group work, including KiSwahili lessons.
Finally, lunch came (I always look forward to meal time). Members of our partner programs also came so I got to meet Hussein of Step Up Center. He was very nice and spoke good English. I think my program is a lot more structured than others, and includes math and English lessons. I’m a bit nervous to go, but very excited to get started. Then, we just went to town, decided we are going on a weekend safari J (I’m just trying not to stress about the price), and got phones to share (to call a taxi or for emergencies).
The rest of the evening has been pretty quiet., though I admit I am spending a bit too much time on the computer trying to download pics, check FB, and finding running/hiking routes. You would think after last night I would be tired, but I’m not. I think I’ll read more of Ellen’s book. Here is a good quote I just read : “It makes a big difference in your life to stay positive. I am positive of that.” It then goes on with many short, silly sentences with bits of knowledge thrown in. I hope I don’t start thinking in random short sentences again tonight.
Just got back from my placement at Step Up Center. The kids were GREAT and I was surprised at how much some of the 5 year olds know, though there was quite a difference between some. Fist they sang (in English) and then did some letters, sounds, and even short words. I helped a few with some writing, before others went askew. I did what I could to keep them occupied. Then Hussein came back and we sang some more songs, tired to rest (pumzika) and then read Little Red Riding Hood and the 3 Little Pigs (not the nicest fairytales). I read in English and Hussein repeated in Swahili. After that they had their porridge and it was time to go.
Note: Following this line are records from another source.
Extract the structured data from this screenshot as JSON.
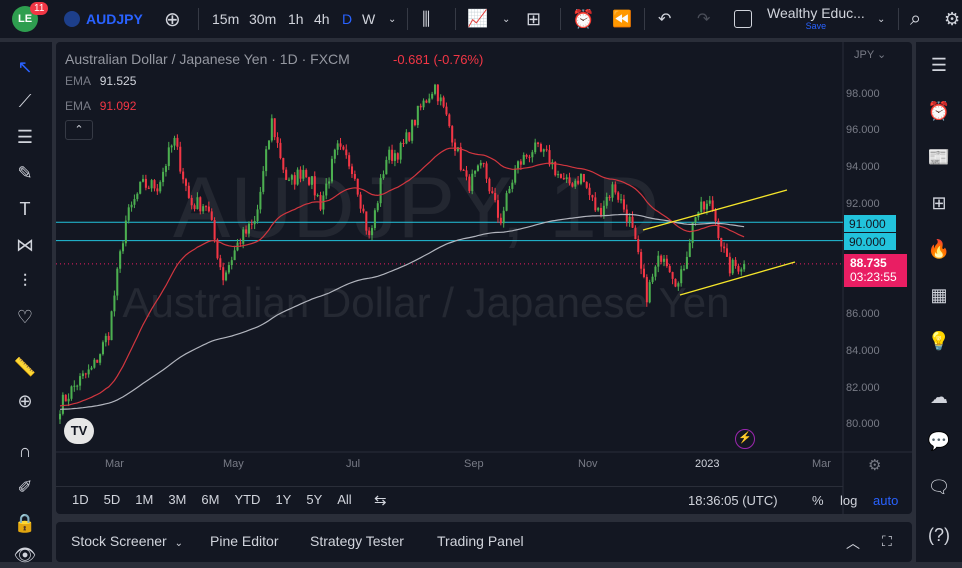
{
  "topbar": {
    "notifications": "11",
    "symbol": "AUDJPY",
    "intervals": [
      "15m",
      "30m",
      "1h",
      "4h",
      "D",
      "W"
    ],
    "active_interval": "D",
    "layout_name": "Wealthy Educ...",
    "save_label": "Save"
  },
  "legend": {
    "title": "Australian Dollar / Japanese Yen · 1D · FXCM",
    "change": "-0.681 (-0.76%)",
    "ema1_label": "EMA",
    "ema1_value": "91.525",
    "ema2_label": "EMA",
    "ema2_value": "91.092"
  },
  "watermark": {
    "symbol": "AUDJPY, 1D",
    "name": "Australian Dollar / Japanese Yen"
  },
  "price_axis": {
    "currency": "JPY",
    "ticks": [
      "98.000",
      "96.000",
      "94.000",
      "92.000",
      "86.000",
      "84.000",
      "82.000",
      "80.000"
    ],
    "levels": [
      "91.000",
      "90.000"
    ],
    "last_price": "88.735",
    "countdown": "03:23:55"
  },
  "time_axis": {
    "ticks": [
      "Mar",
      "May",
      "Jul",
      "Sep",
      "Nov",
      "2023",
      "Mar"
    ]
  },
  "range_bar": {
    "ranges": [
      "1D",
      "5D",
      "1M",
      "3M",
      "6M",
      "YTD",
      "1Y",
      "5Y",
      "All"
    ],
    "clock": "18:36:05 (UTC)",
    "percent": "%",
    "log": "log",
    "auto": "auto"
  },
  "panel_tabs": [
    "Stock Screener",
    "Pine Editor",
    "Strategy Tester",
    "Trading Panel"
  ],
  "colors": {
    "up": "#26a69a",
    "upbright": "#4caf50",
    "down": "#f23645",
    "level": "#22c3dc",
    "trend": "#f5e52a",
    "ema_fast": "#d2363f",
    "ema_slow": "#b2b5be",
    "last": "#e91e63"
  },
  "chart_data": {
    "type": "candlestick",
    "symbol": "AUDJPY",
    "approx_closes": [
      81,
      82.2,
      83,
      85,
      91,
      93,
      93,
      95.5,
      92,
      92,
      88,
      90,
      91,
      96.5,
      93,
      94,
      92,
      95,
      94,
      90,
      94.5,
      95,
      97,
      98.5,
      96,
      93,
      94,
      91,
      94,
      95,
      94.5,
      93,
      93.5,
      91.5,
      93,
      91,
      87,
      89.5,
      87.5,
      91.5,
      92,
      88.5,
      88.735
    ],
    "levels": [
      91,
      90
    ],
    "ylim": [
      79,
      99.5
    ]
  }
}
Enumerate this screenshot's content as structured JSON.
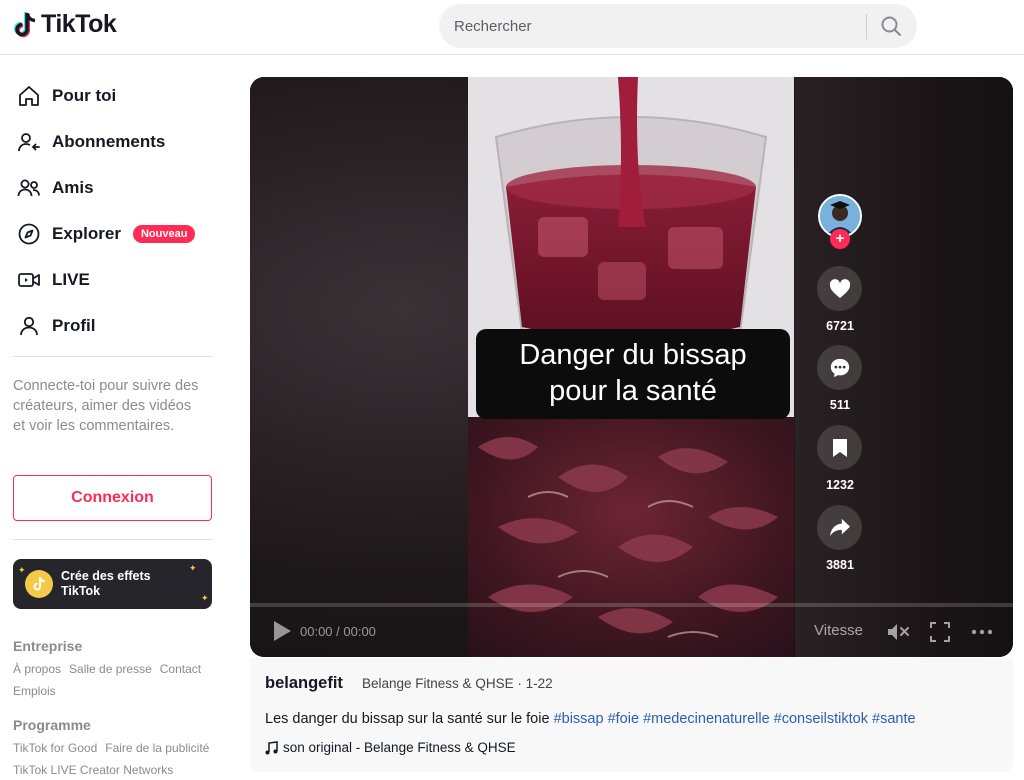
{
  "header": {
    "logo_text": "TikTok",
    "search_placeholder": "Rechercher"
  },
  "sidebar": {
    "nav": [
      {
        "label": "Pour toi",
        "icon": "home-icon"
      },
      {
        "label": "Abonnements",
        "icon": "following-icon"
      },
      {
        "label": "Amis",
        "icon": "friends-icon"
      },
      {
        "label": "Explorer",
        "icon": "compass-icon",
        "badge": "Nouveau"
      },
      {
        "label": "LIVE",
        "icon": "live-camera-icon"
      },
      {
        "label": "Profil",
        "icon": "profile-icon"
      }
    ],
    "login_hint": "Connecte-toi pour suivre des créateurs, aimer des vidéos et voir les commentaires.",
    "login_button": "Connexion",
    "effects_banner": {
      "line1": "Crée des effets",
      "line2": "TikTok"
    },
    "footer": {
      "section1_title": "Entreprise",
      "section1_links": [
        "À propos",
        "Salle de presse",
        "Contact",
        "Emplois"
      ],
      "section2_title": "Programme",
      "section2_links": [
        "TikTok for Good",
        "Faire de la publicité",
        "TikTok LIVE Creator Networks"
      ]
    }
  },
  "video": {
    "overlay_line1": "Danger du bissap",
    "overlay_line2": "pour la santé",
    "likes": "6721",
    "comments": "511",
    "bookmarks": "1232",
    "shares": "3881",
    "time": "00:00 / 00:00",
    "speed_label": "Vitesse"
  },
  "post": {
    "username": "belangefit",
    "author_line": "Belange Fitness & QHSE · 1-22",
    "description": "Les danger du bissap sur la santé sur le foie ",
    "hashtags": [
      "#bissap",
      "#foie",
      "#medecinenaturelle",
      "#conseilstiktok",
      "#sante"
    ],
    "sound": "son original - Belange Fitness & QHSE"
  },
  "colors": {
    "brand": "#fe2c55",
    "hashtag": "#2b5db9",
    "text": "#161823",
    "muted": "#8a8b91"
  }
}
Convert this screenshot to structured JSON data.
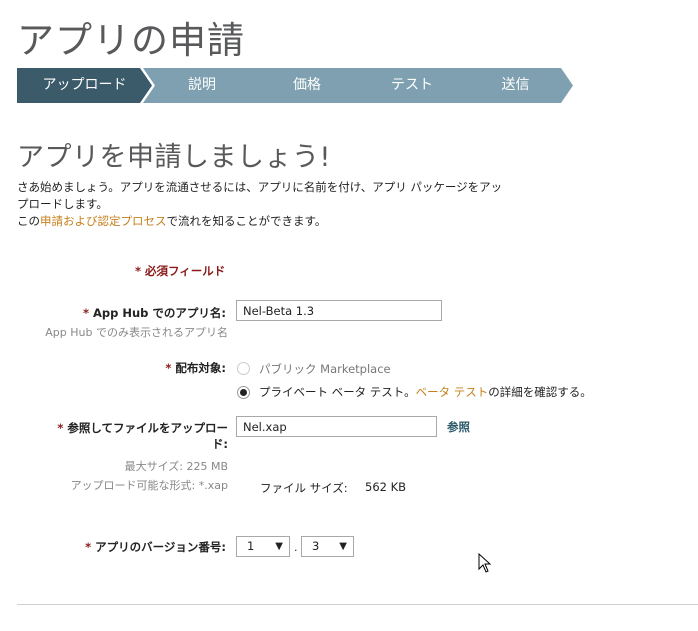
{
  "page_title": "アプリの申請",
  "steps": [
    {
      "label": "アップロード"
    },
    {
      "label": "説明"
    },
    {
      "label": "価格"
    },
    {
      "label": "テスト"
    },
    {
      "label": "送信"
    }
  ],
  "headline": "アプリを申請しましょう!",
  "intro": {
    "line1": "さあ始めましょう。アプリを流通させるには、アプリに名前を付け、アプリ パッケージをアッ",
    "line2": "プロードします。",
    "line3_pre": "この",
    "line3_link": "申請および認定プロセス",
    "line3_post": "で流れを知ることができます。"
  },
  "required_note": "* 必須フィールド",
  "app_name": {
    "label": "App Hub でのアプリ名:",
    "hint": "App Hub でのみ表示されるアプリ名",
    "value": "Nel-Beta 1.3"
  },
  "distribution": {
    "label": "配布対象:",
    "option_public": "パブリック Marketplace",
    "option_private_pre": "プライベート ベータ テスト。",
    "option_private_link": "ベータ テスト",
    "option_private_post": "の詳細を確認する。"
  },
  "upload": {
    "label_line1": "参照してファイルをアップロー",
    "label_line2": "ド:",
    "value": "Nel.xap",
    "browse": "参照",
    "max_size": "最大サイズ: 225 MB",
    "formats": "アップロード可能な形式: *.xap",
    "file_size_label": "ファイル サイズ:",
    "file_size_value": "562 KB"
  },
  "version": {
    "label": "アプリのバージョン番号:",
    "major": "1",
    "minor": "3",
    "separator": "."
  },
  "colors": {
    "step_active": "#3b5a6a",
    "step_inactive": "#7fa0b0",
    "required": "#8b1a1a",
    "link": "#c47f1b"
  }
}
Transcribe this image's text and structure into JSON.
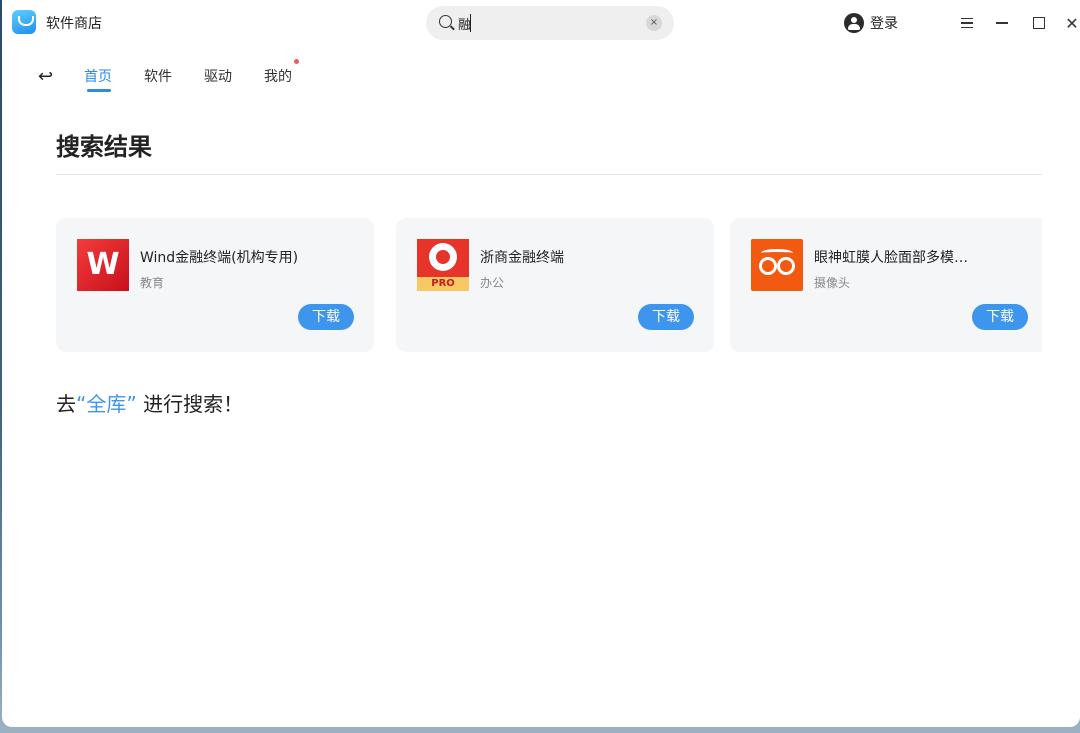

The kids were soooooooooooo cute and friendly! I really loved being with them. I guess my placement is quite a bit more structured and (thankfully) uses much less corporal punishment (some yelling and hitting with a pen or stick). I’m still a little nervous and trying to find my place there. I’d really like to get some good activities, it is just a little tough. I just hope I’m useful, but I’m sure it will get better in a few days.
(more from 1/10/12)
I finally got in a short run this morning (I was tight!) I left around 6:15, after the chorus of roosters and birds. Soon, there was already many people on the dirt road- children going to school and people carrying buckets for water (I was def. acting my part as a mzungo! Or, crazy white person).
During our Swahili lesson, I was getting pretty frustrated. Making my own sentences was tough and many of the other volunteers were picking it up a bit quicker than me…but, Hakuna Matata! On the other hand, I really enjoyed the speaker from the health clinic, who talked about the top 10 diseases and what is being done in Tanzania.